For the WonderCon panels, James Robinson delivered quite a dud of a discussion
on what he's doing with the Fantastic Four, and its connections with the Original Sin crossover:
Robinson praised the "Original Sin" concept in its strength in allowing creators a little more freedom to tell stories. "My thanks to Mark Waid because people that know a bit more about me know I was working at DC for many, many years and the day I decided to quit, I didn't know if I was going to drive a taxi the next day," said Robinson. "The day it happened, Mark called me and asked if I wanted to write that Spider-Man book with him."
Robinson's first arc, covering the downfall of the Fantastic Four with The Thing convicted for murder and Johnny Storm losing his powers. "I'm told by many people that it's dark, but if you read it, it isn't that dark.

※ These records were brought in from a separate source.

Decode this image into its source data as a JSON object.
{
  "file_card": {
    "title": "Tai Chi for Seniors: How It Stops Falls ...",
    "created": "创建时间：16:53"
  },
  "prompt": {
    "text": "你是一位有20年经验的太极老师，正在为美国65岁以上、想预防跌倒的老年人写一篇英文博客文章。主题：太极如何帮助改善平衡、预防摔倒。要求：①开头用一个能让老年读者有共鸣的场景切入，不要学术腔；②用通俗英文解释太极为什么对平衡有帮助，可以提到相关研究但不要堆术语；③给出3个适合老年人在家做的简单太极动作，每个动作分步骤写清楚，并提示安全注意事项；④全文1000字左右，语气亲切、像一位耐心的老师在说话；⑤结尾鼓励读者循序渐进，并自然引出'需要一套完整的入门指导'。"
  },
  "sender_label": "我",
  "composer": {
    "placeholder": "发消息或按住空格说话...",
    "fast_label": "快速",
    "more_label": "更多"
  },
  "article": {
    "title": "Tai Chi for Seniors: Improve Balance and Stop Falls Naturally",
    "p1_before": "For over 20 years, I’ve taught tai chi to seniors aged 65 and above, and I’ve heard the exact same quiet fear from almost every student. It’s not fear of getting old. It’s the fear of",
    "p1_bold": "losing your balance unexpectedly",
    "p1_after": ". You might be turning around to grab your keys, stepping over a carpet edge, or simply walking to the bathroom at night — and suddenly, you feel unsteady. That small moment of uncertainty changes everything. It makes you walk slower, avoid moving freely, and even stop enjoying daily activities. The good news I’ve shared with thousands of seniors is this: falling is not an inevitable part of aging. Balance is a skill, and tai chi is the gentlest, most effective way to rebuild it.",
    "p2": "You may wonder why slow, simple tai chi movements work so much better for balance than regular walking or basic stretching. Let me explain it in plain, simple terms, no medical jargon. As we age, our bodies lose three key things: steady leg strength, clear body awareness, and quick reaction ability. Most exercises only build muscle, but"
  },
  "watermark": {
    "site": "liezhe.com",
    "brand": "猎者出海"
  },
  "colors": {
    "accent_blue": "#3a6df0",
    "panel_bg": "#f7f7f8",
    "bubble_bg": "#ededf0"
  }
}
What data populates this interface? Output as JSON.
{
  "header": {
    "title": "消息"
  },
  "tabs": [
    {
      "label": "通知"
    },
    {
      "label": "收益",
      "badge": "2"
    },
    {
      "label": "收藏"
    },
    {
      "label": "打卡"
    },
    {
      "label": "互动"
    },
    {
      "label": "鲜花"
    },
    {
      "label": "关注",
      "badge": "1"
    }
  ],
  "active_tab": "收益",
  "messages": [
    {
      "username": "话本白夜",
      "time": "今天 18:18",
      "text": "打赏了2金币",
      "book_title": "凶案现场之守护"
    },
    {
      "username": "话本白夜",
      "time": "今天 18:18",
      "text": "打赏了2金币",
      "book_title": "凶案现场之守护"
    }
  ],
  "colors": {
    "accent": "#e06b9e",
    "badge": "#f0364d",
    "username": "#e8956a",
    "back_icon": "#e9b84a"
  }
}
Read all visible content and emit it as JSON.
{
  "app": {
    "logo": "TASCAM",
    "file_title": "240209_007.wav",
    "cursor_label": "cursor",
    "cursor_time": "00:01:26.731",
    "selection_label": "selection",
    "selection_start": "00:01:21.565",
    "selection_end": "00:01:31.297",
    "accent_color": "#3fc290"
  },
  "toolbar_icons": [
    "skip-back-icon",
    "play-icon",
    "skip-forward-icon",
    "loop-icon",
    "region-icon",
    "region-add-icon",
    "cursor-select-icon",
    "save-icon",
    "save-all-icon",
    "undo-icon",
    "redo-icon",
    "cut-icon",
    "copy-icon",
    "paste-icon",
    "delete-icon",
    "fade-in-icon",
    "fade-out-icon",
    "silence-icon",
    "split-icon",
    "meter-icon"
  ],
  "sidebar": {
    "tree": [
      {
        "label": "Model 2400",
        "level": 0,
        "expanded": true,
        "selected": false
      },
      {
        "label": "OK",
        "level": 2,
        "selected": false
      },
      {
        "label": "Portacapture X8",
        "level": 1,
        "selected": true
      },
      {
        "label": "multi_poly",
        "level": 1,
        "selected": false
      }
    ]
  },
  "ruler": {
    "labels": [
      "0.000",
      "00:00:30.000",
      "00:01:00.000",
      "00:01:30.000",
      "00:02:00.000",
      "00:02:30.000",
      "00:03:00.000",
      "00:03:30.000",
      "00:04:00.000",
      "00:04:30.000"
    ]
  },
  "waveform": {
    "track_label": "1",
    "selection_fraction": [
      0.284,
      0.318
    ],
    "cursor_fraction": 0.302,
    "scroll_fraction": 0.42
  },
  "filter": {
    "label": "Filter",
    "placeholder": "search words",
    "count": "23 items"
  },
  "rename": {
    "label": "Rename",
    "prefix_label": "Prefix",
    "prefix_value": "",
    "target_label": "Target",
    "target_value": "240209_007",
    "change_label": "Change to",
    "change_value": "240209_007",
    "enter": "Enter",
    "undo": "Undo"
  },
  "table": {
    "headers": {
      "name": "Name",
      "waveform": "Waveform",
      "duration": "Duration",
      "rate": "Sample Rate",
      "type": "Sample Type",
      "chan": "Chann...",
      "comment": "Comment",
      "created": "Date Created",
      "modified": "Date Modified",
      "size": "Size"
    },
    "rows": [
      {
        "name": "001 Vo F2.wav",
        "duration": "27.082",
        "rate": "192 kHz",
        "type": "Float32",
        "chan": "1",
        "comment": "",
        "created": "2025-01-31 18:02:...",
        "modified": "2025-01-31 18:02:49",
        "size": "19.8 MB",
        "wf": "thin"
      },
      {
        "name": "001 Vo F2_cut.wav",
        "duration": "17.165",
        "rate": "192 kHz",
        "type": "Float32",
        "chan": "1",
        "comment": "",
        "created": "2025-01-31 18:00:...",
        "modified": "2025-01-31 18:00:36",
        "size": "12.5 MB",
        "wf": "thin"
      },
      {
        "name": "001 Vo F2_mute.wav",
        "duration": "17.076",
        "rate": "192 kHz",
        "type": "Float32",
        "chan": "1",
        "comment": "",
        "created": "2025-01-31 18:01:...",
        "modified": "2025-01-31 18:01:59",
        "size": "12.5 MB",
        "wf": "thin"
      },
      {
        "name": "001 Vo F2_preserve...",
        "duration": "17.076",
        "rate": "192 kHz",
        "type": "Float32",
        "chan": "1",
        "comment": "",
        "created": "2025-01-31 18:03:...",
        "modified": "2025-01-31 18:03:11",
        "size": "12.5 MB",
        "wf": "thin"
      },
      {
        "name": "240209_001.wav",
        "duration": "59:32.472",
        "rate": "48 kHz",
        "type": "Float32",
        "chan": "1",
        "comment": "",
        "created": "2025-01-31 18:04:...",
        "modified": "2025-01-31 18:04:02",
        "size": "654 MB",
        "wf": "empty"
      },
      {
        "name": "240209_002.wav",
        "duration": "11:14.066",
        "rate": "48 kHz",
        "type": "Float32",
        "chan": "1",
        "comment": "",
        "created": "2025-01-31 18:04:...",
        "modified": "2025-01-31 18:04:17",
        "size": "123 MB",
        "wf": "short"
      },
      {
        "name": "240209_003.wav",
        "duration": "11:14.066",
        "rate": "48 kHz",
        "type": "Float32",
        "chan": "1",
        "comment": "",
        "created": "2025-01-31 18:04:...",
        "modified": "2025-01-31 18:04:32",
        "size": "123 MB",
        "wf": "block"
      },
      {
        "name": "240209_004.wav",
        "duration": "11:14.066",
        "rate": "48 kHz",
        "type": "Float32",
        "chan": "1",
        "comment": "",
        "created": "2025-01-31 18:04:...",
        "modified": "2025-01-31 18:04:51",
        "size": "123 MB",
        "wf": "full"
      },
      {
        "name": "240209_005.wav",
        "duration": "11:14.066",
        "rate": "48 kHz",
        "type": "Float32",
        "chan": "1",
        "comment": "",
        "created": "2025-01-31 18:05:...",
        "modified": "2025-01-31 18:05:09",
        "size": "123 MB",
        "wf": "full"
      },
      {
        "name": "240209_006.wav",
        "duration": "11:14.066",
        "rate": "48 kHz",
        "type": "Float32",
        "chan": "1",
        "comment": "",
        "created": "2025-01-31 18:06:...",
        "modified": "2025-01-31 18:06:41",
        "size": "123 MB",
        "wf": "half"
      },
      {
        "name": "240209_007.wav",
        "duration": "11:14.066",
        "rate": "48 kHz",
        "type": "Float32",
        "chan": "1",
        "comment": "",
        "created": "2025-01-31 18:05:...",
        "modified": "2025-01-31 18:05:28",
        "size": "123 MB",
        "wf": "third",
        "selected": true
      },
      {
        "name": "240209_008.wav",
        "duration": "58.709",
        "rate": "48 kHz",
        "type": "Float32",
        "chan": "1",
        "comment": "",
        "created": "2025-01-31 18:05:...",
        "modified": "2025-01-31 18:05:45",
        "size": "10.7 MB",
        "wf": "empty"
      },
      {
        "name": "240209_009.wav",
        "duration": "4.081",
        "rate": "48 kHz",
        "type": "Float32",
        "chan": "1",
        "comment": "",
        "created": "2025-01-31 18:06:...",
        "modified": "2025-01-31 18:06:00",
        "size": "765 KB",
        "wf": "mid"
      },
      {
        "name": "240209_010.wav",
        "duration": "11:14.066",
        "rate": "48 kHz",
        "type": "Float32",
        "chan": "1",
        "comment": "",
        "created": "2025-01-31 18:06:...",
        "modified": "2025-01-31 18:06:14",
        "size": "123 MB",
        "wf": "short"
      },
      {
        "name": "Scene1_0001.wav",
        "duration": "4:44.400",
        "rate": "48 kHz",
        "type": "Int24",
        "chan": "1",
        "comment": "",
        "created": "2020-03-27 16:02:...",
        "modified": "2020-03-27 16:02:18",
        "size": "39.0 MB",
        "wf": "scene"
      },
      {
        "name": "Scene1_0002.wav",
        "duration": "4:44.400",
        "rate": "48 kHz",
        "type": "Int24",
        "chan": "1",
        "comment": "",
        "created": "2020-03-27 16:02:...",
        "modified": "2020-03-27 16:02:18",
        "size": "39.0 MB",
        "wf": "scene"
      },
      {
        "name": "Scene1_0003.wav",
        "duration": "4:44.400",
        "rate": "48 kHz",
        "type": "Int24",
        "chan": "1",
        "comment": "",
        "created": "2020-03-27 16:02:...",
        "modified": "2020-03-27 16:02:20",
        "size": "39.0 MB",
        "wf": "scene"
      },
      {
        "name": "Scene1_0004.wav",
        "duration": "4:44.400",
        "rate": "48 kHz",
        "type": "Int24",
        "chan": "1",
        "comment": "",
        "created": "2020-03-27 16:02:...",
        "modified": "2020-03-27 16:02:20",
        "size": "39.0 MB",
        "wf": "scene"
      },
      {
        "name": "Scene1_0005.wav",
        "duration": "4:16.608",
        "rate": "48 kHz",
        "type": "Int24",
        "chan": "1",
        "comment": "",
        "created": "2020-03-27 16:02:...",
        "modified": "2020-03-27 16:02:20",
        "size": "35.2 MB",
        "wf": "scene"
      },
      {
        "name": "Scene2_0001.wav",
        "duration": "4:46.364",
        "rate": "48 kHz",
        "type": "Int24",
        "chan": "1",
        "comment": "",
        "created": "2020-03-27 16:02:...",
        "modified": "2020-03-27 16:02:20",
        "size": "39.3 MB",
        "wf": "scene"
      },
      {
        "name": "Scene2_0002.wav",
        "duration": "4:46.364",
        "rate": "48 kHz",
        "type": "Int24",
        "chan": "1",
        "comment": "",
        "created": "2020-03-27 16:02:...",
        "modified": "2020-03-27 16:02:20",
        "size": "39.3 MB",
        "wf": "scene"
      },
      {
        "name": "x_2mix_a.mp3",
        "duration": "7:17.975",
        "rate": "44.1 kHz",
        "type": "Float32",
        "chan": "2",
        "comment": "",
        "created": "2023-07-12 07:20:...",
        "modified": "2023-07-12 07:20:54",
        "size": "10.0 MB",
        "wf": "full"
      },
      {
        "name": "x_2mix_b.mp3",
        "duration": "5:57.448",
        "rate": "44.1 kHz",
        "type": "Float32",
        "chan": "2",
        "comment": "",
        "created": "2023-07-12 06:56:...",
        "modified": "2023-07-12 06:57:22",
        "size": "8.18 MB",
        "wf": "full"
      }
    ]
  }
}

There's still going to be the epic Fantastic Four fighting, they take on an enhanced version of the Wrecking Crew in issue #4. I think Leonard Kirk is doing the best work of his career." The writer said that he tried really hard to incorporate ideas from previous runs in the Fantastic Four's history -- including Matt Fraction, Jonathan Hickman and Waid. Robinson said he wasn't going to give away anything about his "Original Sin" work, but did say that The Thing is at ground zero of the event, and finds out there was a "betrayal done to him by Johnny and by a lesser extent, Reed."
"The other thing I'm proud of about this is that events from 'Original Sin' will feed through right to the end of my run on it," Robinson added.
Sigh. This man is so out of touch with reality. Any creative freedom you could get from a crossover is selective at best. How can you truly have any when it involves so many contrived, forced ideas only for the sake of stunts?
And isn't that just what we need, to have the Thing sent to prison while Human Torch and Mr. Fantastic backstab him (it sounds eerily reminiscent of a storyline published circa Secret Wars in 1985), as the FF becomes the umpteenth superhero group to turn against each other for the sake of modern PC. Sorry, but a clash with the Wrecking Crew won't compensate.
I've long written off Robinson as one of the most overrated writers of modern times, and shake my head at his lethargic attempts to defend his work. He says one thing he writes is not a retcon when it is, now he says his latest story isn't dark, but sending Ben Grimm to prison on such a serious charge and tying it all in with a ludicrous crossover is as dark as it can get. I heard he once tried to do screenwriting, but it's not hard to guess why he didn't get very far in that career. His whole MO is a joke.
Labels: conventions, crossoverloading, dreadful writers, Fantastic Four, marvel comics